Tel Aviv: The Israeli deputy Prime Minister and Strategic Affairs Minister, Moshe Yaalon, was unequivocal.
"Israelis all over the country support this action," he said at press conference this week about the crisis in Gaza.
Most certainly do, but a small minority of Israelis still raise a dissenting voice.
Last Friday in Tel Aviv, about a thousand people gathered to protest against the bombardment of Gaza. "We came here to say that another round of bloodshed is a problem. It is not a solution," the Knesset member and noted peace activist Dov Kenin told the crowd.
"The people demand a ceasefire," they chanted back.
YouTube videos of the event show that on the other side of the street, a smaller but louder group of pro-war demonstrators confronted them. "Go to Gaza with the Muslims," they called. "Let the Israeli army kick arse!"
There was another, tiny, protest in Jerusalem last Friday. About 50 Israelis stood, silently, dressed in black, not far from the residence of the Prime Minster, Benjamin Netanyahu, holding placards that read simply "Stop the Occupation".
It is far from the reported 100,000 who marched on the streets of Tel Aviv demanding peace in 1978, as Menachem Begin left for the talks that led to the Camp David Accords between Israel and Egypt.
"Yes, there is a very small group of people who are actively promoting peace in Israel," said Lior Amihai, a member of Peace Now, an NGO that supports a two-state solution to the conflict, which would include Israel withdrawing from most of its settlements on the West Bank.
"Since 2000, more than ever before, this group has been marginalised."
The reasons were complex, he said. The failure of peace talks in the past decade had brought pessimism about an eventual solution. "And there was a campaign that there was no partner for peace on the Palestinian side" after Ehud Barak, now the Defence Minister, "went to Camp David and came back to say it is impossible to negotiate."
Soon after that, the second intifada began.
You have to understand that the other side is like you. Yes, some of them are crazy, on both sides . . . but mostly people are just people.Ronny Israel
"If you are talking about Israeli society, what really distanced them from peace is the suicide bombings and the military operations in the West Bank," Mr Amihai said.
A second factor was that "almost everybody in Israel are soldiers". Everyone does military service, "and either you have a father, a brother, yourself, even your mother in the reserves – everybody is involved in defence, somewhere or other".
The third factor was the situation in Gaza itself, he said. Israel withdrew in September 2005, and "all we received is rockets from the Gaza Strip".
"So when you talk to people about what do you want from the Palestinians, they say 'We withdrew and look what we got.' "
"Everybody is afraid of the other side," said Ronny Israel, a Tel Aviv graphic arts teacher who founded the Facebook page Israel-Loves-Iran eight months ago, when Israelis thought their government would soon take military action over Iran's nuclear enrichment.
The page, with is simple, graphically strong, message "Please Stop the War", still exists and has become a message board for peace activism: this week, Israel said, half a million people had gone to it, and by the end of the week, he expected more then a million would visit it.

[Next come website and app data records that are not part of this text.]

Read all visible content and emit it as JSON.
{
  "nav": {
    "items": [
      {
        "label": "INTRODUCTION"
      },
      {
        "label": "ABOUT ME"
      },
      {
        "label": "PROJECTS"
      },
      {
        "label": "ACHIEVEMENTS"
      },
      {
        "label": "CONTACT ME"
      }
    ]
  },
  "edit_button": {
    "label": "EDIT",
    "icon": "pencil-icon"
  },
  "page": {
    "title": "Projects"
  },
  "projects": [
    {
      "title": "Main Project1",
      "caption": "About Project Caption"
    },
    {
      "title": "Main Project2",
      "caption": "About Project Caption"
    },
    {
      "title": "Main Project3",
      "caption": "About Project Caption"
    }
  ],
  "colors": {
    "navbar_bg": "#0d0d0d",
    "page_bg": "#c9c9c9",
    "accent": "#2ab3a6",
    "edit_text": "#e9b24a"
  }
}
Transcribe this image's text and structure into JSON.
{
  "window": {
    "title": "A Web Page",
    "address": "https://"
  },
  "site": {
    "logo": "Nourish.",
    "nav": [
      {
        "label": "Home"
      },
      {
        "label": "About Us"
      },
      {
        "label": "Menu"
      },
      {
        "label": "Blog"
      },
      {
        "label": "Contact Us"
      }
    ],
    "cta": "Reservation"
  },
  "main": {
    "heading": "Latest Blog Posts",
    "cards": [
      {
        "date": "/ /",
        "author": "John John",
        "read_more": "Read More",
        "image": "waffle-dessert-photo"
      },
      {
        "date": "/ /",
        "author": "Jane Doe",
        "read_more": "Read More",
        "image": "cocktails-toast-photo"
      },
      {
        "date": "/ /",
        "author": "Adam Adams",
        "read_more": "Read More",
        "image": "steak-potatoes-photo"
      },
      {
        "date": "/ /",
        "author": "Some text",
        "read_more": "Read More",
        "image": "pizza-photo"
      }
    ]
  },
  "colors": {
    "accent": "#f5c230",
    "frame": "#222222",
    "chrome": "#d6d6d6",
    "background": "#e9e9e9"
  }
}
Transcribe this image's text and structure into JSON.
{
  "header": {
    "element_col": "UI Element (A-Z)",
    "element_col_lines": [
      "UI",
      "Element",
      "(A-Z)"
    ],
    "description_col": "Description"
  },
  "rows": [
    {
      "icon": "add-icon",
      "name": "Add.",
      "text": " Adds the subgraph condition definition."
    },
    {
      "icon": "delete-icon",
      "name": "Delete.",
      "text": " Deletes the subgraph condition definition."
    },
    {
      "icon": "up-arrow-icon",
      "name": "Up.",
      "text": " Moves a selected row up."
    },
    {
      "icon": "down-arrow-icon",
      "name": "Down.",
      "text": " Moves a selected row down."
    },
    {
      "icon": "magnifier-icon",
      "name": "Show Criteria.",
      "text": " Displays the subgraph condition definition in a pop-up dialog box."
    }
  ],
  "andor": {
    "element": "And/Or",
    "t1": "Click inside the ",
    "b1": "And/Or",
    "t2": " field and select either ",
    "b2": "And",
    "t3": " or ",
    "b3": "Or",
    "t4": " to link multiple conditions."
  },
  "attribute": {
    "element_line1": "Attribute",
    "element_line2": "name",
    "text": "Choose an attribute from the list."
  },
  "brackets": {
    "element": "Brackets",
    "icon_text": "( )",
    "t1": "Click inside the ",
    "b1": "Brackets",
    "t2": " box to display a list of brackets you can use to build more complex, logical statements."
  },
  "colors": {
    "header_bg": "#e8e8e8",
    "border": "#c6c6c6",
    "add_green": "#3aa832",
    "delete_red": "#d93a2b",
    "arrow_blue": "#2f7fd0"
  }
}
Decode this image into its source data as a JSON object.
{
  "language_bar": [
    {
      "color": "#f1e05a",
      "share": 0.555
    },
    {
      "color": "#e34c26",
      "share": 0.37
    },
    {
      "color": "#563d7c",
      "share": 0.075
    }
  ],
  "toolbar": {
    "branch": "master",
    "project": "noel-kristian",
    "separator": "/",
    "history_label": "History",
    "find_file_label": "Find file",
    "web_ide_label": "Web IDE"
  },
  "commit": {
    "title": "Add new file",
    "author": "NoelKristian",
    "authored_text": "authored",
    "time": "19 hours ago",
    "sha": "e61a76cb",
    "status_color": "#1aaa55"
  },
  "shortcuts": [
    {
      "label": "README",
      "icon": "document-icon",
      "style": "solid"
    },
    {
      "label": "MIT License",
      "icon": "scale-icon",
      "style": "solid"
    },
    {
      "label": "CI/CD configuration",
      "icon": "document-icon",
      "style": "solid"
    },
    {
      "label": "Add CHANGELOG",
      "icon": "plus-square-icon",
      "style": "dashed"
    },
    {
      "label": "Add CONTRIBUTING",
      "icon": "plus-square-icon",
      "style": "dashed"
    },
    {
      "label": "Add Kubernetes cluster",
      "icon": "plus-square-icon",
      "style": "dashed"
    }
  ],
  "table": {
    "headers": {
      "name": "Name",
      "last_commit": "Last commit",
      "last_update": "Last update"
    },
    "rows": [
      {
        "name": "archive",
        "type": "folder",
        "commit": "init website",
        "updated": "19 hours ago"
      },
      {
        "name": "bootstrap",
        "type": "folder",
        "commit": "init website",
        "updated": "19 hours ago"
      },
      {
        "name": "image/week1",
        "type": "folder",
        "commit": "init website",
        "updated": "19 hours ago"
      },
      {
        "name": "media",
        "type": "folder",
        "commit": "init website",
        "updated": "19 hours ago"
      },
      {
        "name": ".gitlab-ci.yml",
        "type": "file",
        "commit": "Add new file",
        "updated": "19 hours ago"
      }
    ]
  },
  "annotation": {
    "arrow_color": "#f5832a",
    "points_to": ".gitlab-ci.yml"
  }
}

"But it's people from all over the world," he said. "There is not enough engagement from Israelis and Palestinians in that issue."
The peace movement in Israel was small, he said, because "it is very complicated to ask for peace". There were too many complexities in the relationship between the two people.
"Because of the violence, everybody is in his own position and unwilling to make a move to the other side. But to me, this is the first step in any peace process. You have to understand that the other side is like you. Yes, some of them are crazy, on both sides . . . but mostly people are just people."
Most Israelis and Palestinians were ready to live in peace, he said, but the extremists had a louder voice in the public debate.
There is only one party in the Knesset openly talking about a two-state solution, ?Meretz, a left-wing alliance with a relatively small support base.
The Netanyahu Government maintains support for the settlements and a hard line on military action against violence.
This week the Interior Minister, Eli Yishai, said: "The goal of the [Pillar of Defence] operation is to send Gaza back to the Middle Ages. Only then will Israel be calm for 40 years."
"Of course it is hard to maintain optimism," Mr Amihai said. "They [Israelis] believe the Government and what it says."
Judith Whelan travelled to Israel to take part in a study tour sponsored by the NSW Jewish Board of Deputies. She has remained to cover the escalating conflict.